## RECORDS FOR THE EXERCISE:

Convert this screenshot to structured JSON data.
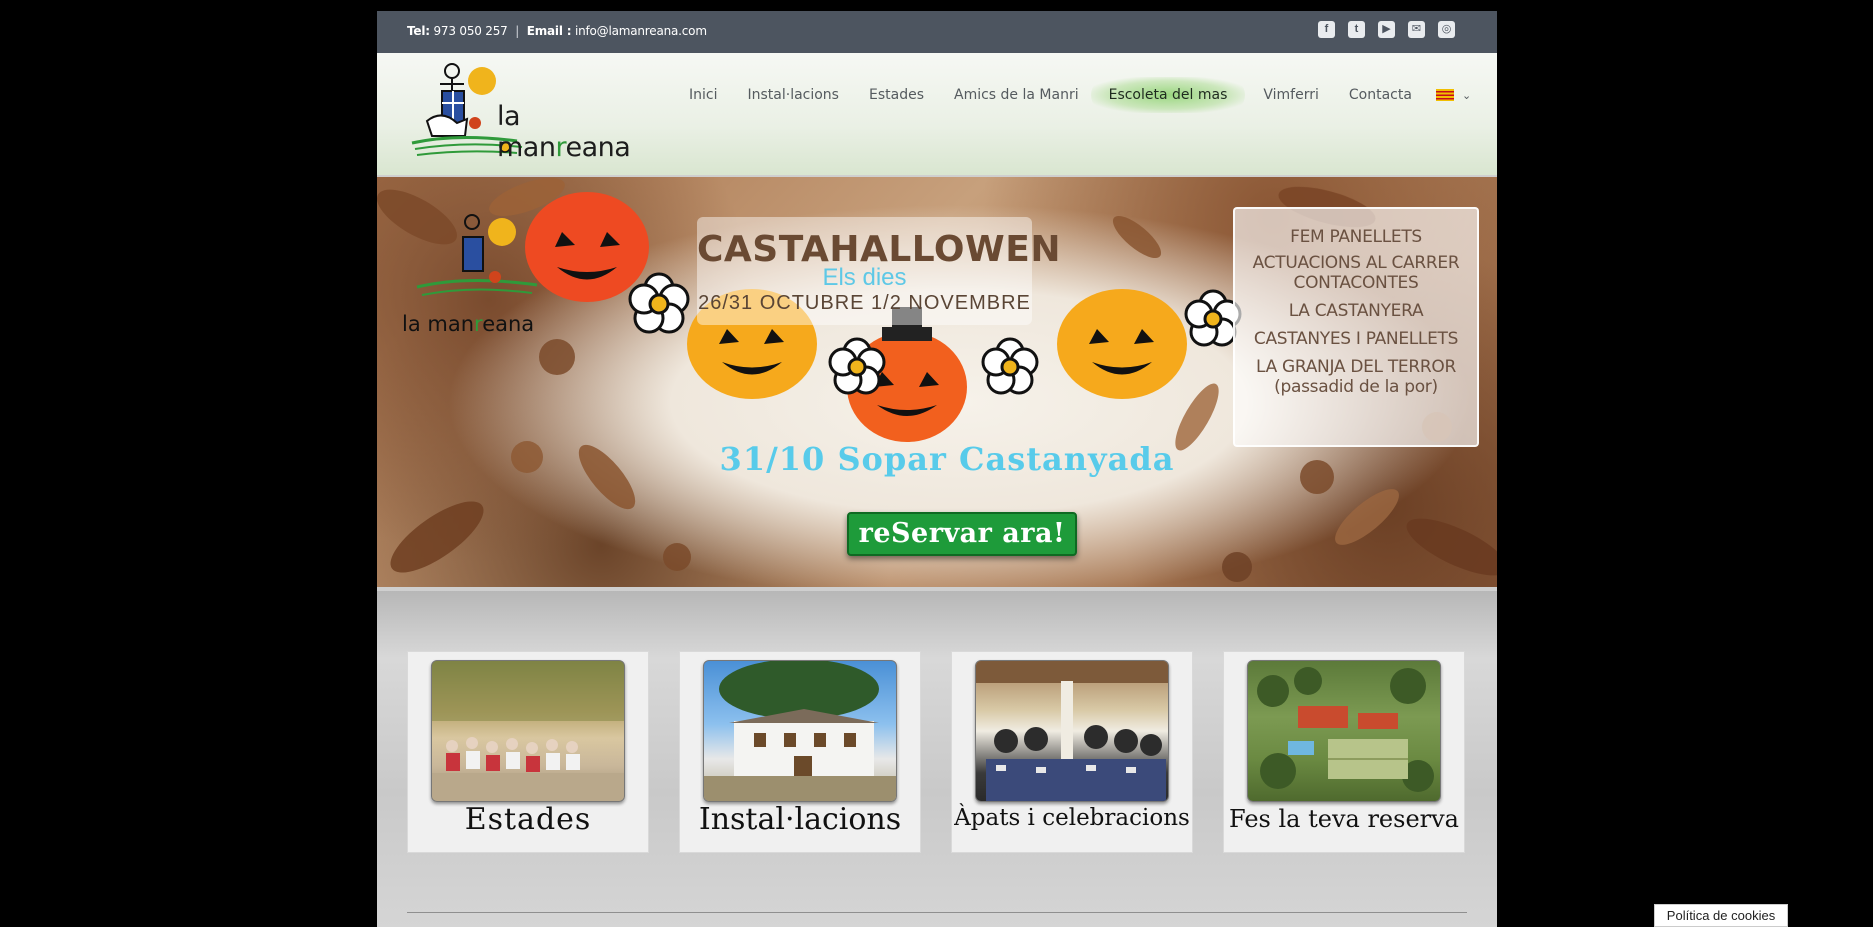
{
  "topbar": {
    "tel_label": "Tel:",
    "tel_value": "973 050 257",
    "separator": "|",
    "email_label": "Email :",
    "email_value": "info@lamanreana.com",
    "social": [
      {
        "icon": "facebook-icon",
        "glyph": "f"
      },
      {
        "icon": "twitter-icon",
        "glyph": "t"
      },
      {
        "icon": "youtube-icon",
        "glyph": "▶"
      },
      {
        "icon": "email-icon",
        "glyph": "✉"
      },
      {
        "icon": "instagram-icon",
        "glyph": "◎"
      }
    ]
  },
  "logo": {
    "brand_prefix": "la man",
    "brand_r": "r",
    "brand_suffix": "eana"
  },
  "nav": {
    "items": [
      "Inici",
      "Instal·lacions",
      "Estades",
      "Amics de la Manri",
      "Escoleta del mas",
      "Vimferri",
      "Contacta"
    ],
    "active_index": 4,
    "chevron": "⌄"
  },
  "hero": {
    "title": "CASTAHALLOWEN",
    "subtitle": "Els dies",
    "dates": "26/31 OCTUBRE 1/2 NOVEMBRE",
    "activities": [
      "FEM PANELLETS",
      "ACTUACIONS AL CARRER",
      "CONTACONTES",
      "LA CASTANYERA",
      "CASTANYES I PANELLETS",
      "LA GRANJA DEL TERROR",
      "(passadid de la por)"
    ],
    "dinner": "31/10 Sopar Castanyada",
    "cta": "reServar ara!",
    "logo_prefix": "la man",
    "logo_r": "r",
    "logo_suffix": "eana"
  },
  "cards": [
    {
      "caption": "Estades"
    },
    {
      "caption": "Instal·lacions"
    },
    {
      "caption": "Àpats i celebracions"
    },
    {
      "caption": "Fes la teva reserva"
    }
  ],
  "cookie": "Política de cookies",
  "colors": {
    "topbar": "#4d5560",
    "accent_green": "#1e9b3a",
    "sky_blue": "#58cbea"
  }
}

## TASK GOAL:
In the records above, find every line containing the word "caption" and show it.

## RESPONSE AREA:
      "caption": "Estades"
      "caption": "Instal·lacions"
      "caption": "Àpats i celebracions"
      "caption": "Fes la teva reserva"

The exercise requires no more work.